Property and casualty insurers finished the 2003 financial year with a return on equity (ROE) of 10.7%, according to initial data released by the Insurance Bureau of Canada (IBC). The latest full-year return reflects a nine percentage point improvement in ROE on the meager 1.7% return posted for the 2002 financial year. Notably, the top 25% rank of companies generated a ROE of around 26% for last year.
Jane Voll, chief economist at the IBC, told attendees at Swiss Reinsurance Co. Canada’s annual “Statistical Breakfast” that the bureau is still in the process of finalizing much of the financial data for the fourth quarter of 2003. As such, she did not reveal dollar amounts regarding the industry’s performance for either the last quarter or the full year, but provided a brief outline based primarily on financial ratios which all pointed in a positive direction for insurers in the year ahead.
Notably, insurers ended the 2003 financial year with a positive reserve development, thus reversing several years of capital and profit erosion resulting from large adverse reserve adjustments. Voll observes that the industry has been in a “six-year losing streak…there has been nothing like it since 1978”. Nearly all lines of business showed marked improvement in underwriting during 2003, Voll says, although the mandatory auto product is still a problem in most provinces. Auto and the liability lines both purportedly produced combined ratios in excess of 100% for 2003. Claims costs across the industry remain in the double-digit range, Voll adds.

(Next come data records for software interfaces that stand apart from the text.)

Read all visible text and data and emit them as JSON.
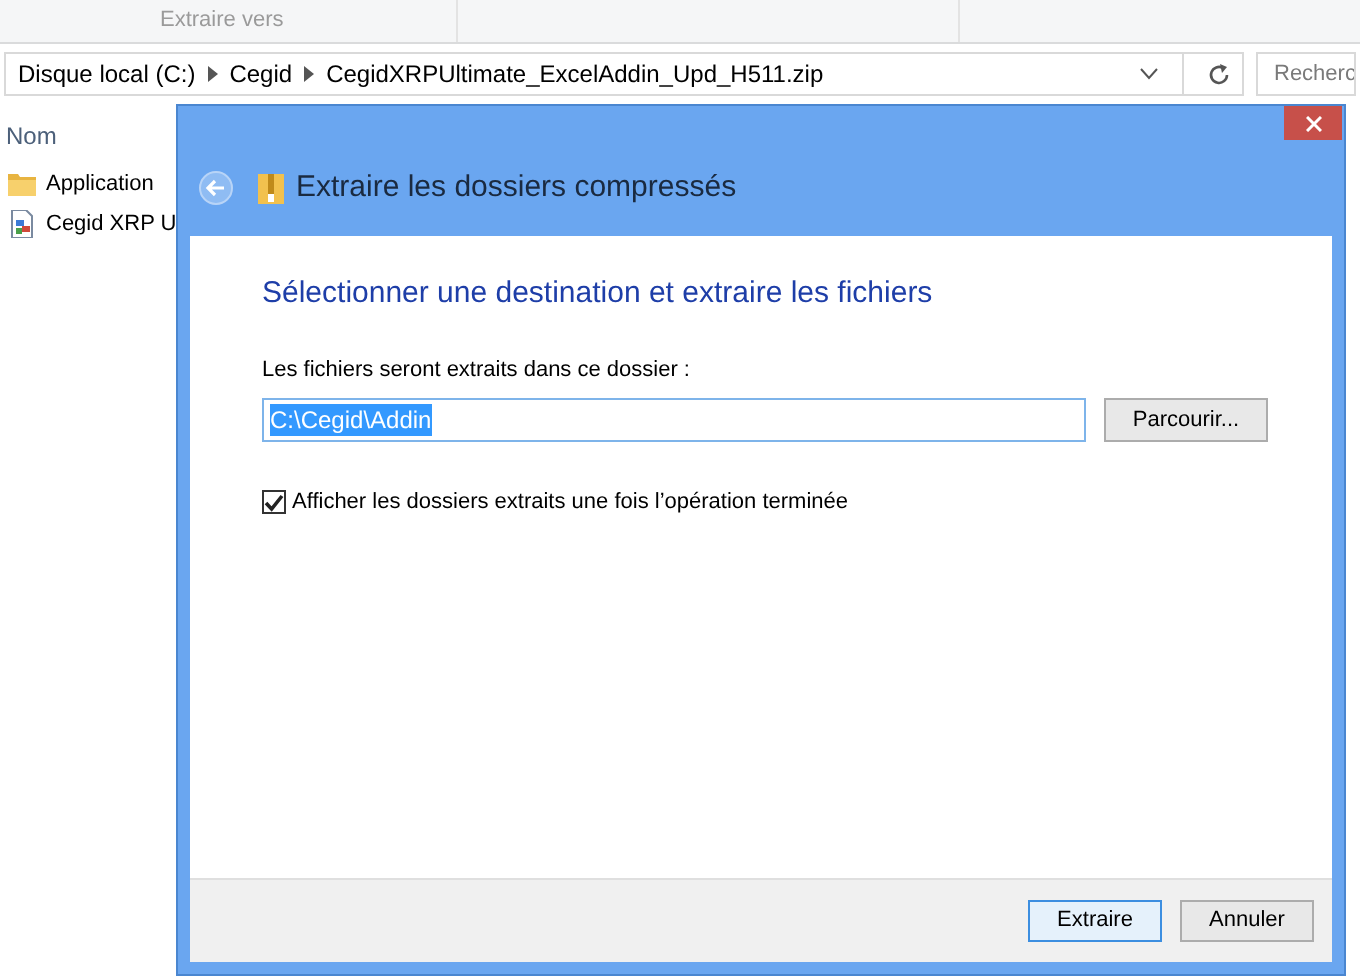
{
  "explorer": {
    "ribbon_label": "Extraire vers",
    "breadcrumb": [
      "Disque local (C:)",
      "Cegid",
      "CegidXRPUltimate_ExcelAddin_Upd_H511.zip"
    ],
    "search_placeholder": "Recherc",
    "column_header": "Nom",
    "files": [
      {
        "name": "Application",
        "kind": "folder"
      },
      {
        "name": "Cegid XRP U",
        "kind": "file"
      }
    ]
  },
  "dialog": {
    "title": "Extraire les dossiers compressés",
    "heading": "Sélectionner une destination et extraire les fichiers",
    "field_label": "Les fichiers seront extraits dans ce dossier :",
    "path": "C:\\Cegid\\Addin",
    "path_selected": true,
    "browse_button": "Parcourir...",
    "show_checkbox": {
      "label": "Afficher les dossiers extraits une fois l’opération terminée",
      "checked": true
    },
    "buttons": [
      {
        "label": "Extraire",
        "default": true
      },
      {
        "label": "Annuler",
        "default": false
      }
    ]
  }
}
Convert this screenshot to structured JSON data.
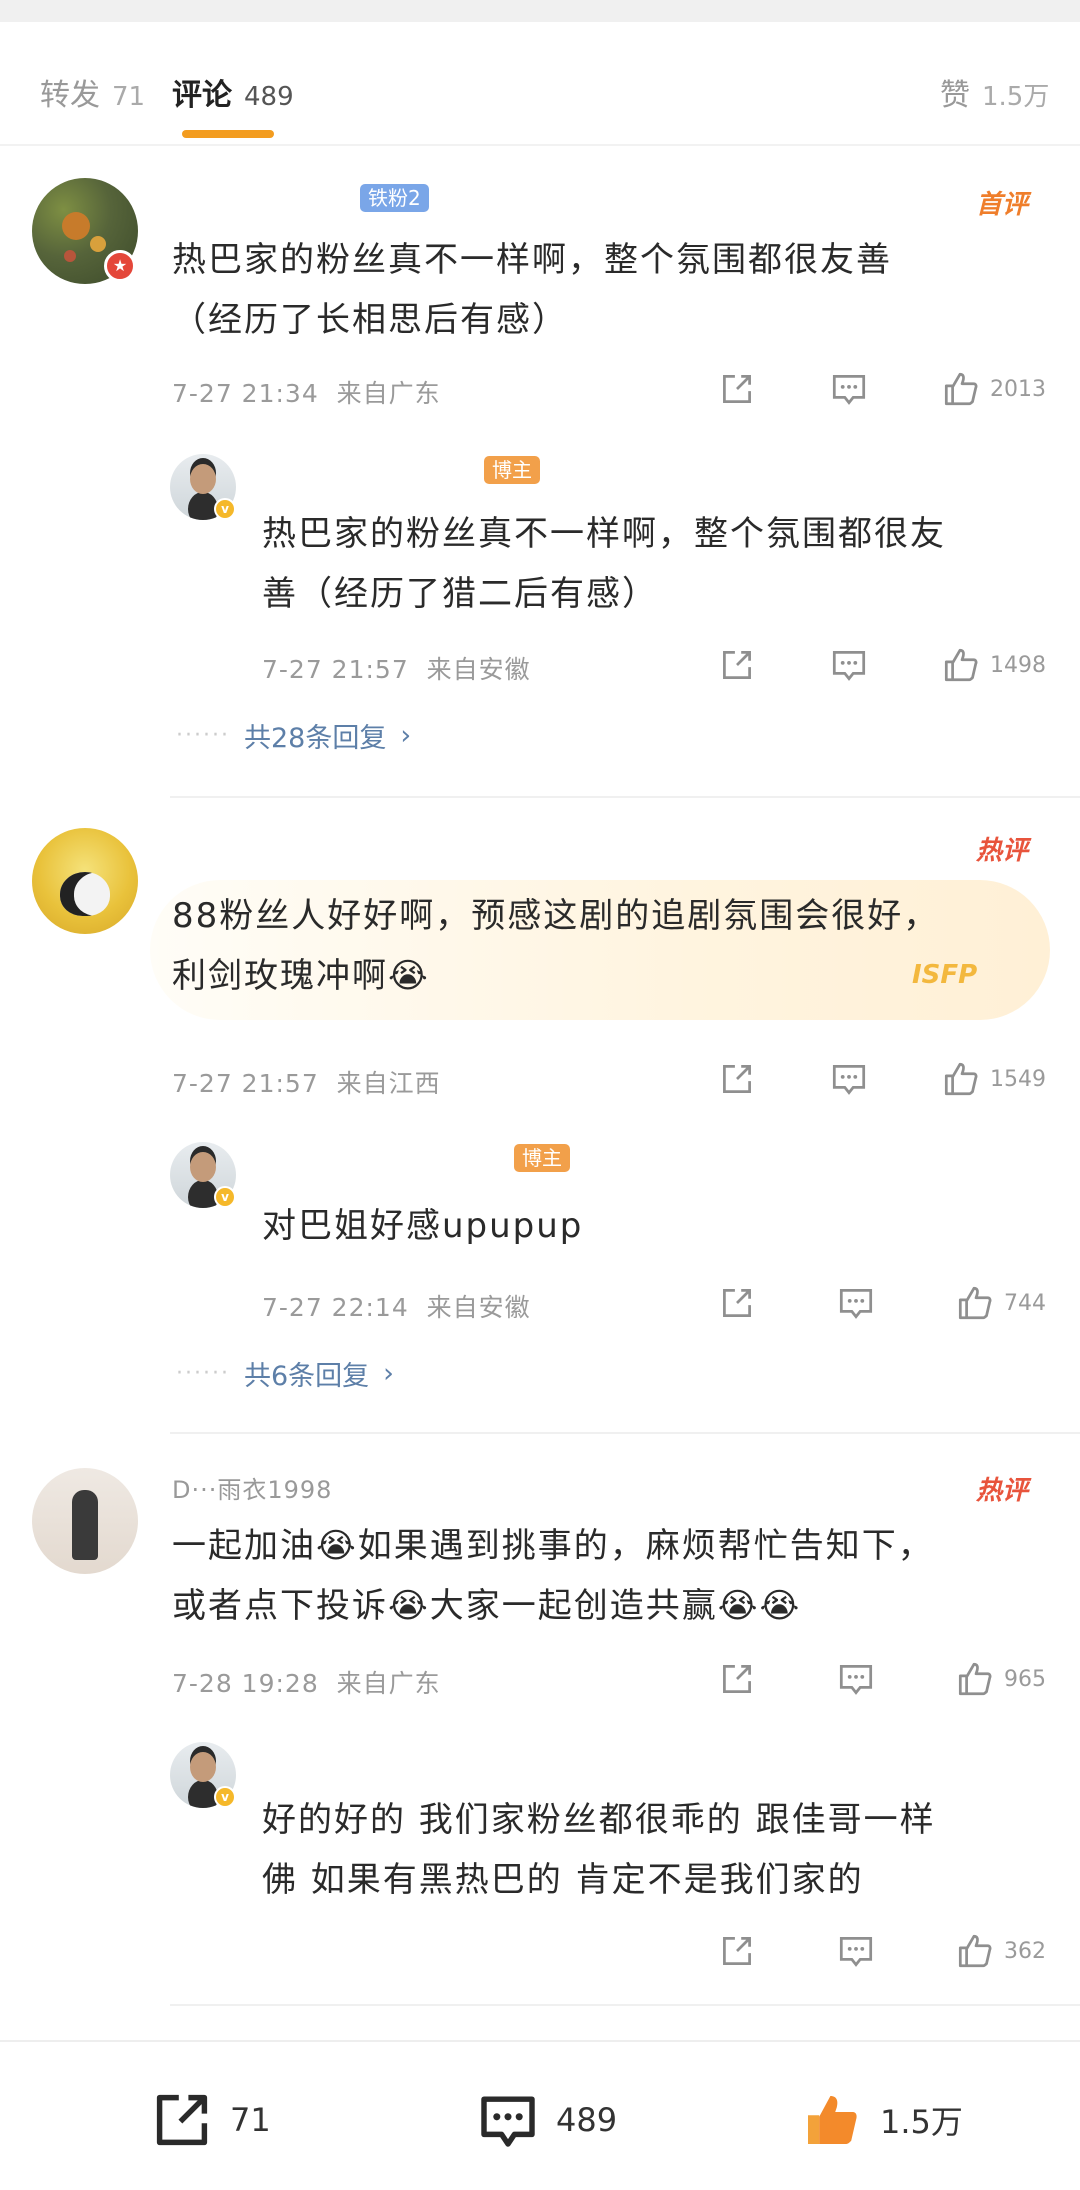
{
  "tabs": [
    {
      "label": "转发",
      "count": "71"
    },
    {
      "label": "评论",
      "count": "489"
    }
  ],
  "likes_tab": {
    "label": "赞",
    "count": "1.5万"
  },
  "comments": [
    {
      "tag": "铁粉2",
      "rank": "首评",
      "text_line1": "热巴家的粉丝真不一样啊，整个氛围都很友善",
      "text_line2": "（经历了长相思后有感）",
      "time": "7-27 21:34",
      "location": "来自广东",
      "likes": "2013",
      "reply": {
        "tag": "博主",
        "text_line1": "热巴家的粉丝真不一样啊，整个氛围都很友",
        "text_line2": "善（经历了猎二后有感）",
        "time": "7-27 21:57",
        "location": "来自安徽",
        "likes": "1498"
      },
      "more_replies": "共28条回复"
    },
    {
      "rank": "热评",
      "text_line1": "88粉丝人好好啊，预感这剧的追剧氛围会很好，",
      "text_line2": "利剑玫瑰冲啊😭",
      "decoration": "ISFP",
      "time": "7-27 21:57",
      "location": "来自江西",
      "likes": "1549",
      "reply": {
        "tag": "博主",
        "text_line1": "对巴姐好感upupup",
        "time": "7-27 22:14",
        "location": "来自安徽",
        "likes": "744"
      },
      "more_replies": "共6条回复"
    },
    {
      "username": "D···雨衣1998",
      "rank": "热评",
      "text_line1": "一起加油😭如果遇到挑事的，麻烦帮忙告知下，",
      "text_line2": "或者点下投诉😭大家一起创造共赢😭😭",
      "time": "7-28 19:28",
      "location": "来自广东",
      "likes": "965",
      "reply": {
        "text_line1": "好的好的 我们家粉丝都很乖的 跟佳哥一样",
        "text_line2": "佛 如果有黑热巴的 肯定不是我们家的",
        "likes": "362"
      }
    }
  ],
  "bottom_bar": {
    "repost": "71",
    "comment": "489",
    "like": "1.5万"
  },
  "colors": {
    "accent": "#f39c1f",
    "link": "#5d7fa8",
    "hot": "#e8543c"
  }
}
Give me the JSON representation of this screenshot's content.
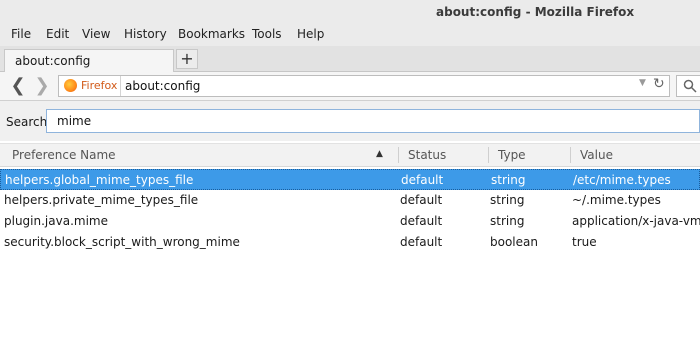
{
  "window": {
    "title": "about:config - Mozilla Firefox"
  },
  "menu": [
    "File",
    "Edit",
    "View",
    "History",
    "Bookmarks",
    "Tools",
    "Help"
  ],
  "tab": {
    "label": "about:config",
    "new_tab": "+"
  },
  "nav": {
    "back": "❮",
    "forward": "❯",
    "identity_label": "Firefox",
    "url": "about:config",
    "dropdown": "▼",
    "reload": "↻"
  },
  "search": {
    "label": "Search:",
    "value": "mime"
  },
  "columns": {
    "name": "Preference Name",
    "status": "Status",
    "type": "Type",
    "value": "Value"
  },
  "sort_indicator": "▲",
  "rows": [
    {
      "name": "helpers.global_mime_types_file",
      "status": "default",
      "type": "string",
      "value": "/etc/mime.types",
      "selected": true
    },
    {
      "name": "helpers.private_mime_types_file",
      "status": "default",
      "type": "string",
      "value": "~/.mime.types",
      "selected": false
    },
    {
      "name": "plugin.java.mime",
      "status": "default",
      "type": "string",
      "value": "application/x-java-vm",
      "selected": false
    },
    {
      "name": "security.block_script_with_wrong_mime",
      "status": "default",
      "type": "boolean",
      "value": "true",
      "selected": false
    }
  ],
  "colors": {
    "selection": "#3d9ae8",
    "identity": "#d25a18"
  }
}
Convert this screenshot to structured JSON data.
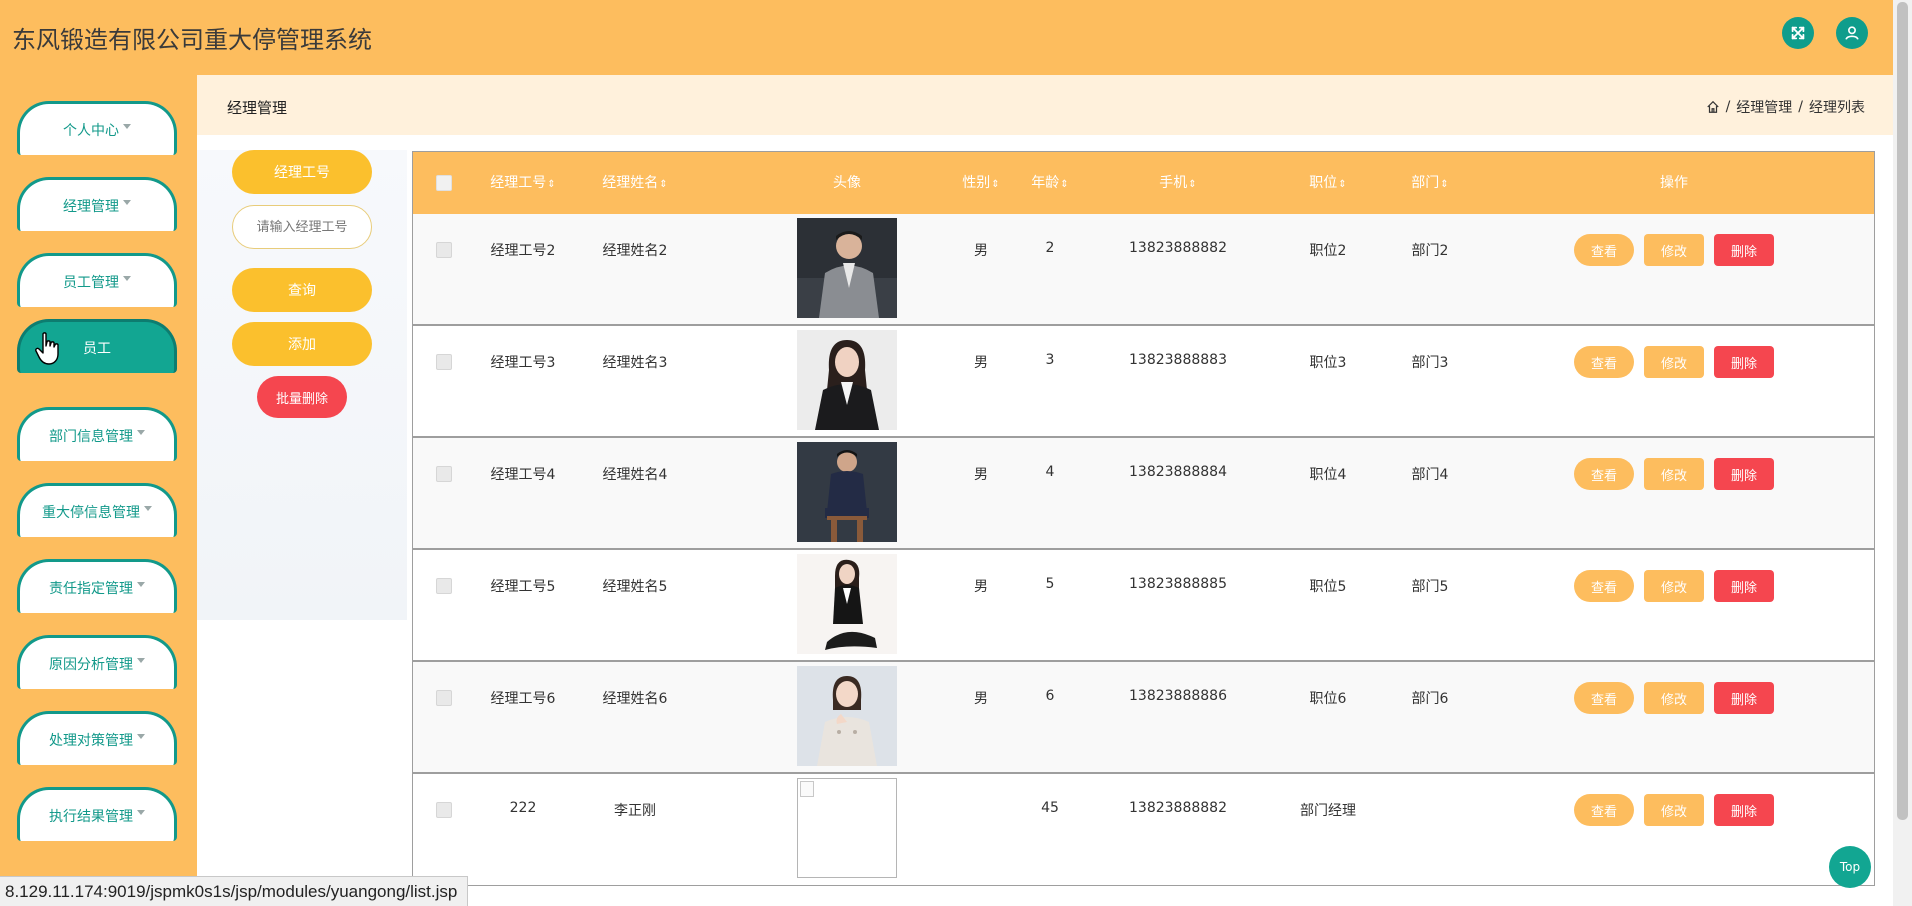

However, the overall stronger underwriting performance of insurers saw the industry’s combined ratio drop to 98.7% for last year compared with the 106.5% ratio reflected at the end of 2002. Voll notes that 2003 also saw several large catastrophe losses such as the B.C. forest fires, which now stands as Canada’s third largest natural insured cat loss. Insurers also had to carry a $200 million loss from the Facility Association. Furthermore, Voll cautions that the performance of companies based on the combined ratio varies greatly from company to company, with some insurers producing a ratio in the lower end of the 90% scale while others are operating on ratios in excess of 150%.
Insurers were able to lift net earned premiums by 24% year-on-year for 2003. The IBC did not at the time of this writing provide any detail on the growth in net written premiums. Investment income remains under pressure, Voll says, with interest rates in the short- to medium-term likely to remain low. Realized gains accounted for about half of the industry’s investment return reported for 2003, she notes. As such, pressure will remain on earnings for the foreseeable future as the investment environment remains weak, she says. However, Voll is optimistic of 2004 producing additional advancement in the industry’s ROE due to further strengthening in underwriting.